WHAT THIS TASK INVOLVES: Nothing in the records may be changed; reproduce all of them.

(Component data from apps and pages)
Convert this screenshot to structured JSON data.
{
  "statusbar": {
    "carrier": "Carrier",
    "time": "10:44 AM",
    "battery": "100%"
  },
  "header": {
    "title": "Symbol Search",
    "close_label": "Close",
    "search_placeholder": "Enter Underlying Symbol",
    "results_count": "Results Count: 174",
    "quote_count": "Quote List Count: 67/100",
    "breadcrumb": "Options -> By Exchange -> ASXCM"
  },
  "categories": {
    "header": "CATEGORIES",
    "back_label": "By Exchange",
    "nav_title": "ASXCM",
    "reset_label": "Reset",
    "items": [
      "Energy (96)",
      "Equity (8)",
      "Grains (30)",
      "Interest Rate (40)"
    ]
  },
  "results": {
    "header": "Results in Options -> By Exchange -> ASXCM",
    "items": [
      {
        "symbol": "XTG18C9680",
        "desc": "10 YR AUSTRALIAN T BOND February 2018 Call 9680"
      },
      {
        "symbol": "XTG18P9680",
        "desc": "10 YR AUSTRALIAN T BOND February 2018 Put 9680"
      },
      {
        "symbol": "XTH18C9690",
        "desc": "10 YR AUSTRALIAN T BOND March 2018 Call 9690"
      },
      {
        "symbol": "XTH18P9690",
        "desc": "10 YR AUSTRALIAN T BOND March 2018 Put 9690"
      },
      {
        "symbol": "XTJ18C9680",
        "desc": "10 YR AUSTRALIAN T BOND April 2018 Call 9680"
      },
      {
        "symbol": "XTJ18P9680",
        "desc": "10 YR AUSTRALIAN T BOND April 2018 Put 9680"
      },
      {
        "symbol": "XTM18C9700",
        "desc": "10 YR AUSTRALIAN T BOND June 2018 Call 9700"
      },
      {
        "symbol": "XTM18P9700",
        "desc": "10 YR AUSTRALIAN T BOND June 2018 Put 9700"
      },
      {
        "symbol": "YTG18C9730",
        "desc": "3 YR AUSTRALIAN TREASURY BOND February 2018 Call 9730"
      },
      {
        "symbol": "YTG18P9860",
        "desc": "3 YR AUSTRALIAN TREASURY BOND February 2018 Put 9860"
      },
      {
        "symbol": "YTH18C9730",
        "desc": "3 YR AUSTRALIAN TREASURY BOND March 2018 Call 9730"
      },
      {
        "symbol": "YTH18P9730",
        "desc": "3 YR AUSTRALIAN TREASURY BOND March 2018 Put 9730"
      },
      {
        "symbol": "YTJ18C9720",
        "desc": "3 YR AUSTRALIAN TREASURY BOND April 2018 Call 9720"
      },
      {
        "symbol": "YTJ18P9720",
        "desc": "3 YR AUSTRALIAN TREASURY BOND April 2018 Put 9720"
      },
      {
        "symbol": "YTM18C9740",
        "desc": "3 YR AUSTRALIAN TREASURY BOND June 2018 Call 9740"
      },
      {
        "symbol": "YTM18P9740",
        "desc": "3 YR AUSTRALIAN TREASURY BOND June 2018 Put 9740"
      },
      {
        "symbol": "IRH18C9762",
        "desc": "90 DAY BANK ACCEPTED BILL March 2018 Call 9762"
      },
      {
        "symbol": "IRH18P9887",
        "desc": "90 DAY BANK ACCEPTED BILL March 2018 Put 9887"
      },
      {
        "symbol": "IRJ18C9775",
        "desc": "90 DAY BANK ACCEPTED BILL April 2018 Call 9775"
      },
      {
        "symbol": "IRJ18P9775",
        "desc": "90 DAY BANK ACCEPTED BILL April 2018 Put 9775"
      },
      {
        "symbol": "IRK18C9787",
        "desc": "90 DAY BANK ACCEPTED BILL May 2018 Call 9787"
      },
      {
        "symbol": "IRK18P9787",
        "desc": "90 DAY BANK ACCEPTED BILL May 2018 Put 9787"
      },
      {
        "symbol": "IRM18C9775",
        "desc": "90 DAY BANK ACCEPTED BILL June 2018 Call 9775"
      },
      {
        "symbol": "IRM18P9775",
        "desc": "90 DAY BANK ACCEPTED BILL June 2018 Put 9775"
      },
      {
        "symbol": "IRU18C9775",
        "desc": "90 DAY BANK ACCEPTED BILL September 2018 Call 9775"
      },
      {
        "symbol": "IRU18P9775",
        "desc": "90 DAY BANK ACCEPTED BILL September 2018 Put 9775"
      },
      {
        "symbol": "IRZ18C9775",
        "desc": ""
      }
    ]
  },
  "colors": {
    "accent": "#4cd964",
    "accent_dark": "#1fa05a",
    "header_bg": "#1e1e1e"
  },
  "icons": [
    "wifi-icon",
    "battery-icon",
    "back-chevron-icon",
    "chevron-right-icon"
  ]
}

OUTPUT OF THE TASK:
Convert this screenshot to structured JSON data.
{
  "statusbar": {
    "carrier": "Carrier",
    "time": "10:44 AM",
    "battery": "100%"
  },
  "header": {
    "title": "Symbol Search",
    "close_label": "Close",
    "search_placeholder": "Enter Underlying Symbol",
    "results_count": "Results Count: 174",
    "quote_count": "Quote List Count: 67/100",
    "breadcrumb": "Options -> By Exchange -> ASXCM"
  },
  "categories": {
    "header": "CATEGORIES",
    "back_label": "By Exchange",
    "nav_title": "ASXCM",
    "reset_label": "Reset",
    "items": [
      "Energy (96)",
      "Equity (8)",
      "Grains (30)",
      "Interest Rate (40)"
    ]
  },
  "results": {
    "header": "Results in Options -> By Exchange -> ASXCM",
    "items": [
      {
        "symbol": "XTG18C9680",
        "desc": "10 YR AUSTRALIAN T BOND February 2018 Call 9680"
      },
      {
        "symbol": "XTG18P9680",
        "desc": "10 YR AUSTRALIAN T BOND February 2018 Put 9680"
      },
      {
        "symbol": "XTH18C9690",
        "desc": "10 YR AUSTRALIAN T BOND March 2018 Call 9690"
      },
      {
        "symbol": "XTH18P9690",
        "desc": "10 YR AUSTRALIAN T BOND March 2018 Put 9690"
      },
      {
        "symbol": "XTJ18C9680",
        "desc": "10 YR AUSTRALIAN T BOND April 2018 Call 9680"
      },
      {
        "symbol": "XTJ18P9680",
        "desc": "10 YR AUSTRALIAN T BOND April 2018 Put 9680"
      },
      {
        "symbol": "XTM18C9700",
        "desc": "10 YR AUSTRALIAN T BOND June 2018 Call 9700"
      },
      {
        "symbol": "XTM18P9700",
        "desc": "10 YR AUSTRALIAN T BOND June 2018 Put 9700"
      },
      {
        "symbol": "YTG18C9730",
        "desc": "3 YR AUSTRALIAN TREASURY BOND February 2018 Call 9730"
      },
      {
        "symbol": "YTG18P9860",
        "desc": "3 YR AUSTRALIAN TREASURY BOND February 2018 Put 9860"
      },
      {
        "symbol": "YTH18C9730",
        "desc": "3 YR AUSTRALIAN TREASURY BOND March 2018 Call 9730"
      },
      {
        "symbol": "YTH18P9730",
        "desc": "3 YR AUSTRALIAN TREASURY BOND March 2018 Put 9730"
      },
      {
        "symbol": "YTJ18C9720",
        "desc": "3 YR AUSTRALIAN TREASURY BOND April 2018 Call 9720"
      },
      {
        "symbol": "YTJ18P9720",
        "desc": "3 YR AUSTRALIAN TREASURY BOND April 2018 Put 9720"
      },
      {
        "symbol": "YTM18C9740",
        "desc": "3 YR AUSTRALIAN TREASURY BOND June 2018 Call 9740"
      },
      {
        "symbol": "YTM18P9740",
        "desc": "3 YR AUSTRALIAN TREASURY BOND June 2018 Put 9740"
      },
      {
        "symbol": "IRH18C9762",
        "desc": "90 DAY BANK ACCEPTED BILL March 2018 Call 9762"
      },
      {
        "symbol": "IRH18P9887",
        "desc": "90 DAY BANK ACCEPTED BILL March 2018 Put 9887"
      },
      {
        "symbol": "IRJ18C9775",
        "desc": "90 DAY BANK ACCEPTED BILL April 2018 Call 9775"
      },
      {
        "symbol": "IRJ18P9775",
        "desc": "90 DAY BANK ACCEPTED BILL April 2018 Put 9775"
      },
      {
        "symbol": "IRK18C9787",
        "desc": "90 DAY BANK ACCEPTED BILL May 2018 Call 9787"
      },
      {
        "symbol": "IRK18P9787",
        "desc": "90 DAY BANK ACCEPTED BILL May 2018 Put 9787"
      },
      {
        "symbol": "IRM18C9775",
        "desc": "90 DAY BANK ACCEPTED BILL June 2018 Call 9775"
      },
      {
        "symbol": "IRM18P9775",
        "desc": "90 DAY BANK ACCEPTED BILL June 2018 Put 9775"
      },
      {
        "symbol": "IRU18C9775",
        "desc": "90 DAY BANK ACCEPTED BILL September 2018 Call 9775"
      },
      {
        "symbol": "IRU18P9775",
        "desc": "90 DAY BANK ACCEPTED BILL September 2018 Put 9775"
      },
      {
        "symbol": "IRZ18C9775",
        "desc": ""
      }
    ]
  },
  "colors": {
    "accent": "#4cd964",
    "accent_dark": "#1fa05a",
    "header_bg": "#1e1e1e"
  },
  "icons": [
    "wifi-icon",
    "battery-icon",
    "back-chevron-icon",
    "chevron-right-icon"
  ]
}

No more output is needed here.